Of those ten thousand or so employers who completed a declaration of compliance, almost five thousand used postponement – and for good reason. By using postponement, employers can save significant chunks of administration and payroll time and money. Postponement can be used in various ways and can be used for individual workers, groups of workers, or all the workers in an employer’s business. In the main, we have found that many employers will use postponement to fit key payroll dates and processes within the strict deadlines associated with automatic enrolment.

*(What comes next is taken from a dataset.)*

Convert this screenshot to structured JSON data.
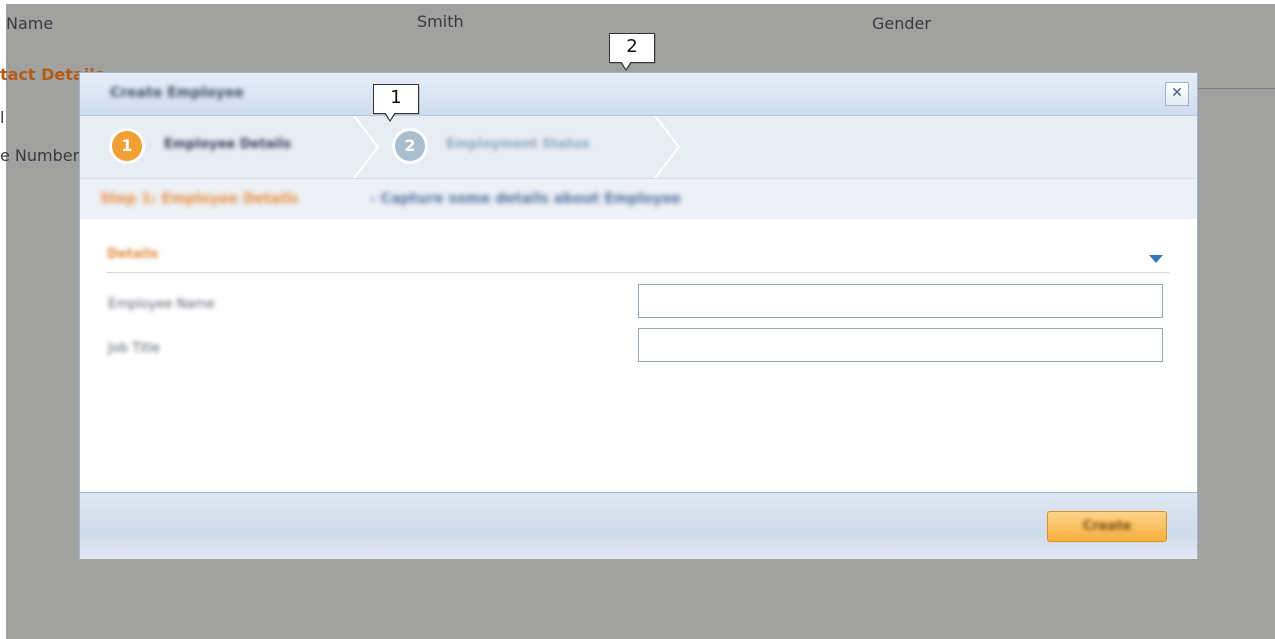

Some employers might think that most or all of their workers will opt out. But all the indications are that opt out rates are much lower than expected ranging between 5% and 15%. As a result, the DWP has changed its assumption for the opt-out rate amongst all employers – including small and micro employers – from 30% to 15%. The main reasons identified by TPR for opt outs are age (i.e. older people) and people who opted out of contractual enrolment and then opted out of automatic enrolment as well.
Compliance and enforcement
So far, it looks like the vast majority of employers are getting it right. TPR say that 99% of employers have achieved compliance without intervention. However there have been several cases they have investigated and used their powers.
TPR state that they opened a total of 1,251 ‘intelligence referrals’ from 1 April 2013 to 31 March 2014. The intelligence referrals themselves came from TPR’s own customer support function (51%), other teams within the regulator (30%), whistleblowers (16%) and external bodies (3%). It’s worth noting the reasons for referrals by whistleblowers were missing or non-payment of contributions (54%), other forms of non-complaince (43%) and scheme governance and allegations of inducement (3%).
Of these 1,251 referrals, 785 cases were opened and all but one was closed to the end of March 2014. Compliance was achieved for the vast majority without any formal action by TPR but on 18 occasions (less than 1% of cases) TPR needed to take things further. There were 14 compliance notices, one unpaid contributions notice, two statutory inspection notices and one Statutory Demand issued. An example given by TPR in its use of an inspection notice is for a case where a breach was identified and TPR entered an employer’s premises to investigate the payroll software and speak to the staff responsible for the employer’s automatic enrolment project.
With so many employers staging in 2015 and 2016, planning early is even more important. TPR already anticipate that they will have to use their formal powers more – in particular where they identify wilful non-compliance. Given the level of non-compliance so far, it seems inevitable that probably sooner rather than later, the first fine will be issued by the TPR. As a result, over the next 12 months, part of TPR’s focus will be to educate employers and raise awareness of automatic enrolment as well as reaching out to the professionals that will help employers get compliant.
Main source: TPR – Automatic enrolment commentary and analysis: April 2013 – March 2014.
1 – TPR, Employer staging forecast, January 2014 (http://www.thepensionsregulator.gov.uk/docs/automatic-enrolment-employer-staging-forecast.pdf)
Business Development Manager